The arrival of coronavirus means she is taking even more precautions — personally and professionally — and she is asking her customers to do the same for their own sakes, as well as for the safety of their pets.
“Right now, veterinary offices aren’t really open,” she said. “Everything is on pause, so protect your animals. … Keep everything closer to you that you care about.”
Until things return to normal, Davis is telling people to take simple preventive measures: come up with a plan for pet care in case you become sick, keep up on flea treatments, walk dogs on leash and bring your cats inside at night. After all, you can’t predict what an off-leash dog is going to do and it’s the time of year when many wild animals are starting to birth young, potentially putting them in conflict with prowling cats, Davis noted.

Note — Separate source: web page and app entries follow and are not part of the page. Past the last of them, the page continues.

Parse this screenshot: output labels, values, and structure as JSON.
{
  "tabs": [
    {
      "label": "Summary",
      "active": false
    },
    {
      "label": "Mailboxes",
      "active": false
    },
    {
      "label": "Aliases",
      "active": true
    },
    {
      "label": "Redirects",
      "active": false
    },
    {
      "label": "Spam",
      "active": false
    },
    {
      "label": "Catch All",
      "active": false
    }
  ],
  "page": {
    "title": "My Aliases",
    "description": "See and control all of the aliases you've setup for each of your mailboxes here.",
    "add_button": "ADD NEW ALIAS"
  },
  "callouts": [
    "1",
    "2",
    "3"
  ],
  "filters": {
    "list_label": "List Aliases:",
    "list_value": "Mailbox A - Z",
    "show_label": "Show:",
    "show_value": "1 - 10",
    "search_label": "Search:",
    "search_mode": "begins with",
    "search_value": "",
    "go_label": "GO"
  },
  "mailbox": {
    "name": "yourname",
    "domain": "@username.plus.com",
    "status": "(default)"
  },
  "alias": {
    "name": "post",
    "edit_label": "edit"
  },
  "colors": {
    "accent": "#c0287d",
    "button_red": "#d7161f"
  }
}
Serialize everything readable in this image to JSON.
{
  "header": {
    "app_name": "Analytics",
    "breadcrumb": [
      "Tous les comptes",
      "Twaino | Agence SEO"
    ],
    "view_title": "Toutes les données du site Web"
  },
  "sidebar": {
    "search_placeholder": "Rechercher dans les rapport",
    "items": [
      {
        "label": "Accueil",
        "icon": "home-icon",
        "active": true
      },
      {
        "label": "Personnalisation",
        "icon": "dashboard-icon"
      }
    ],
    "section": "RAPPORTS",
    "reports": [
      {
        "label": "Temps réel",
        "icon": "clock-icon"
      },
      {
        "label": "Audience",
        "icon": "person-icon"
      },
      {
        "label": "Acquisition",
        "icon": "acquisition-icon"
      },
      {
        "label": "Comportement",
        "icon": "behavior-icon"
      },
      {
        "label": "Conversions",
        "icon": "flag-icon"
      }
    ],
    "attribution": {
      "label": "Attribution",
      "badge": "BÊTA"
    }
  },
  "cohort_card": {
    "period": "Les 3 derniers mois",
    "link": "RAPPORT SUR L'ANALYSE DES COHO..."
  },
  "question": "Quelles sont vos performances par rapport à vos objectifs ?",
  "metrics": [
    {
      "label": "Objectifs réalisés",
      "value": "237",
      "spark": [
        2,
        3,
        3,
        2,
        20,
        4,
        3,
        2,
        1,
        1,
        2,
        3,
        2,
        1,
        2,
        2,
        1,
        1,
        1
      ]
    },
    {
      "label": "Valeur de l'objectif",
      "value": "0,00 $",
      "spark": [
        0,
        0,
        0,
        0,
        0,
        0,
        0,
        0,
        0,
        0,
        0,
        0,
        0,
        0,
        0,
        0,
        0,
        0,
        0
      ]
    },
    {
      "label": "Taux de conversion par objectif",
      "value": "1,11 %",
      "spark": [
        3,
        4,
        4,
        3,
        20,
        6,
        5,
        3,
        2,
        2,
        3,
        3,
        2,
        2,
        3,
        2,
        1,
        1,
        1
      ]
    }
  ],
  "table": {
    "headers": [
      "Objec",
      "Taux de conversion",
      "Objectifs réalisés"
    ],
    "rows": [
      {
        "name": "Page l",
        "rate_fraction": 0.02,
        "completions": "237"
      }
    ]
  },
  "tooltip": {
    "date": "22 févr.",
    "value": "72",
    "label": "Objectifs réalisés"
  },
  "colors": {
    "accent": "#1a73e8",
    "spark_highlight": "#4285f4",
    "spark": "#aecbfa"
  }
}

“Just the basic public health of animal care, if you will,” she said. “That’s what we need to do.”
Under Brown’s order, organizations like veterinary clinics must conserve personal protective equipment like face masks and eye protection. Exams, vaccinations and other types of nonsurgical pet care are allowed to continue if they don’t require the use of the equipment. But this exists alongside other orders of physical distancing from clients and, as much as possible, among staff.

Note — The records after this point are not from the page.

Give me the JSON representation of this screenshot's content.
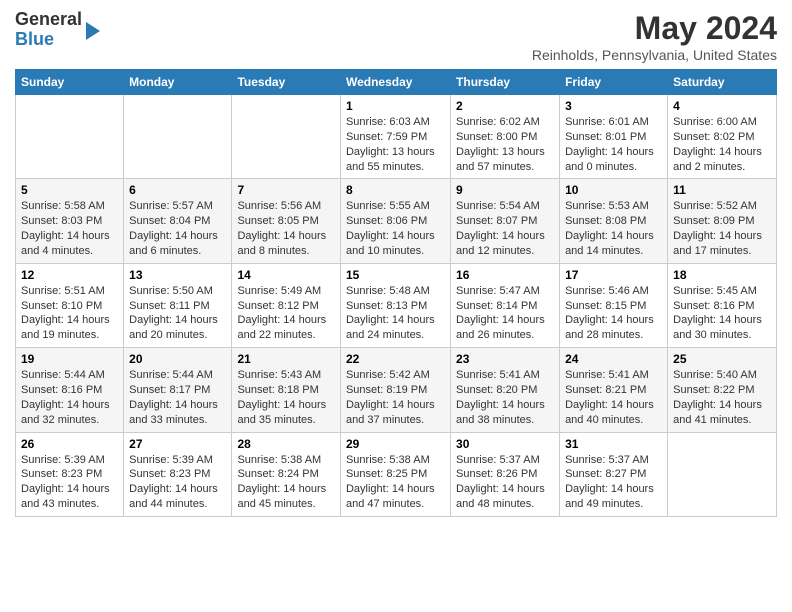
{
  "logo": {
    "general": "General",
    "blue": "Blue"
  },
  "header": {
    "month_year": "May 2024",
    "location": "Reinholds, Pennsylvania, United States"
  },
  "days_of_week": [
    "Sunday",
    "Monday",
    "Tuesday",
    "Wednesday",
    "Thursday",
    "Friday",
    "Saturday"
  ],
  "weeks": [
    [
      {
        "day": "",
        "info": ""
      },
      {
        "day": "",
        "info": ""
      },
      {
        "day": "",
        "info": ""
      },
      {
        "day": "1",
        "sunrise": "Sunrise: 6:03 AM",
        "sunset": "Sunset: 7:59 PM",
        "daylight": "Daylight: 13 hours and 55 minutes."
      },
      {
        "day": "2",
        "sunrise": "Sunrise: 6:02 AM",
        "sunset": "Sunset: 8:00 PM",
        "daylight": "Daylight: 13 hours and 57 minutes."
      },
      {
        "day": "3",
        "sunrise": "Sunrise: 6:01 AM",
        "sunset": "Sunset: 8:01 PM",
        "daylight": "Daylight: 14 hours and 0 minutes."
      },
      {
        "day": "4",
        "sunrise": "Sunrise: 6:00 AM",
        "sunset": "Sunset: 8:02 PM",
        "daylight": "Daylight: 14 hours and 2 minutes."
      }
    ],
    [
      {
        "day": "5",
        "sunrise": "Sunrise: 5:58 AM",
        "sunset": "Sunset: 8:03 PM",
        "daylight": "Daylight: 14 hours and 4 minutes."
      },
      {
        "day": "6",
        "sunrise": "Sunrise: 5:57 AM",
        "sunset": "Sunset: 8:04 PM",
        "daylight": "Daylight: 14 hours and 6 minutes."
      },
      {
        "day": "7",
        "sunrise": "Sunrise: 5:56 AM",
        "sunset": "Sunset: 8:05 PM",
        "daylight": "Daylight: 14 hours and 8 minutes."
      },
      {
        "day": "8",
        "sunrise": "Sunrise: 5:55 AM",
        "sunset": "Sunset: 8:06 PM",
        "daylight": "Daylight: 14 hours and 10 minutes."
      },
      {
        "day": "9",
        "sunrise": "Sunrise: 5:54 AM",
        "sunset": "Sunset: 8:07 PM",
        "daylight": "Daylight: 14 hours and 12 minutes."
      },
      {
        "day": "10",
        "sunrise": "Sunrise: 5:53 AM",
        "sunset": "Sunset: 8:08 PM",
        "daylight": "Daylight: 14 hours and 14 minutes."
      },
      {
        "day": "11",
        "sunrise": "Sunrise: 5:52 AM",
        "sunset": "Sunset: 8:09 PM",
        "daylight": "Daylight: 14 hours and 17 minutes."
      }
    ],
    [
      {
        "day": "12",
        "sunrise": "Sunrise: 5:51 AM",
        "sunset": "Sunset: 8:10 PM",
        "daylight": "Daylight: 14 hours and 19 minutes."
      },
      {
        "day": "13",
        "sunrise": "Sunrise: 5:50 AM",
        "sunset": "Sunset: 8:11 PM",
        "daylight": "Daylight: 14 hours and 20 minutes."
      },
      {
        "day": "14",
        "sunrise": "Sunrise: 5:49 AM",
        "sunset": "Sunset: 8:12 PM",
        "daylight": "Daylight: 14 hours and 22 minutes."
      },
      {
        "day": "15",
        "sunrise": "Sunrise: 5:48 AM",
        "sunset": "Sunset: 8:13 PM",
        "daylight": "Daylight: 14 hours and 24 minutes."
      },
      {
        "day": "16",
        "sunrise": "Sunrise: 5:47 AM",
        "sunset": "Sunset: 8:14 PM",
        "daylight": "Daylight: 14 hours and 26 minutes."
      },
      {
        "day": "17",
        "sunrise": "Sunrise: 5:46 AM",
        "sunset": "Sunset: 8:15 PM",
        "daylight": "Daylight: 14 hours and 28 minutes."
      },
      {
        "day": "18",
        "sunrise": "Sunrise: 5:45 AM",
        "sunset": "Sunset: 8:16 PM",
        "daylight": "Daylight: 14 hours and 30 minutes."
      }
    ],
    [
      {
        "day": "19",
        "sunrise": "Sunrise: 5:44 AM",
        "sunset": "Sunset: 8:16 PM",
        "daylight": "Daylight: 14 hours and 32 minutes."
      },
      {
        "day": "20",
        "sunrise": "Sunrise: 5:44 AM",
        "sunset": "Sunset: 8:17 PM",
        "daylight": "Daylight: 14 hours and 33 minutes."
      },
      {
        "day": "21",
        "sunrise": "Sunrise: 5:43 AM",
        "sunset": "Sunset: 8:18 PM",
        "daylight": "Daylight: 14 hours and 35 minutes."
      },
      {
        "day": "22",
        "sunrise": "Sunrise: 5:42 AM",
        "sunset": "Sunset: 8:19 PM",
        "daylight": "Daylight: 14 hours and 37 minutes."
      },
      {
        "day": "23",
        "sunrise": "Sunrise: 5:41 AM",
        "sunset": "Sunset: 8:20 PM",
        "daylight": "Daylight: 14 hours and 38 minutes."
      },
      {
        "day": "24",
        "sunrise": "Sunrise: 5:41 AM",
        "sunset": "Sunset: 8:21 PM",
        "daylight": "Daylight: 14 hours and 40 minutes."
      },
      {
        "day": "25",
        "sunrise": "Sunrise: 5:40 AM",
        "sunset": "Sunset: 8:22 PM",
        "daylight": "Daylight: 14 hours and 41 minutes."
      }
    ],
    [
      {
        "day": "26",
        "sunrise": "Sunrise: 5:39 AM",
        "sunset": "Sunset: 8:23 PM",
        "daylight": "Daylight: 14 hours and 43 minutes."
      },
      {
        "day": "27",
        "sunrise": "Sunrise: 5:39 AM",
        "sunset": "Sunset: 8:23 PM",
        "daylight": "Daylight: 14 hours and 44 minutes."
      },
      {
        "day": "28",
        "sunrise": "Sunrise: 5:38 AM",
        "sunset": "Sunset: 8:24 PM",
        "daylight": "Daylight: 14 hours and 45 minutes."
      },
      {
        "day": "29",
        "sunrise": "Sunrise: 5:38 AM",
        "sunset": "Sunset: 8:25 PM",
        "daylight": "Daylight: 14 hours and 47 minutes."
      },
      {
        "day": "30",
        "sunrise": "Sunrise: 5:37 AM",
        "sunset": "Sunset: 8:26 PM",
        "daylight": "Daylight: 14 hours and 48 minutes."
      },
      {
        "day": "31",
        "sunrise": "Sunrise: 5:37 AM",
        "sunset": "Sunset: 8:27 PM",
        "daylight": "Daylight: 14 hours and 49 minutes."
      },
      {
        "day": "",
        "info": ""
      }
    ]
  ]
}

Clinics have gone to different measures to comply and still remain open.
Like many other local clinics, Columbia Veterinary Hospital in Astoria now asks people to wait in their cars for appointments. A staff member comes out to retrieve pets.
It’s a workaround they may keep in place as an option for customers in the future, said Kristin Zedwick, a veterinarian and co-owner of Columbia Veterinary.
“We’ve had some clients who’ve said, ‘This curbside thing is amazing. I don’t have to get out of the car, my dog is less stressed,’” Zedwick said.
The clinic’s previous owner, Dr. Larry Goza, was a popular veterinarian and the clinic is known to be a lower-cost option for pet care. Before the coronavirus, the lobby could be a busy, crowded place — fine for some animals and their owners, hell for others.
Columbia Veterinary has also looked at using telemedicine, essentially a Skype-style appointment. Every case is different, but a veterinarian can usually see enough to tell someone if they need to bring their pet in immediately or something less serious is going on.
Emergencies and medical needs aside, veterinarians noted that pets are important companions during difficult times.
“For me, I can’t imagine life without having animals around me,” Davis said.
While it may be stressful to not have easy access to a veterinarian for more mundane questions, Davis said this could be an opportunity to spend time working with your animals, training your dog — or even your cat.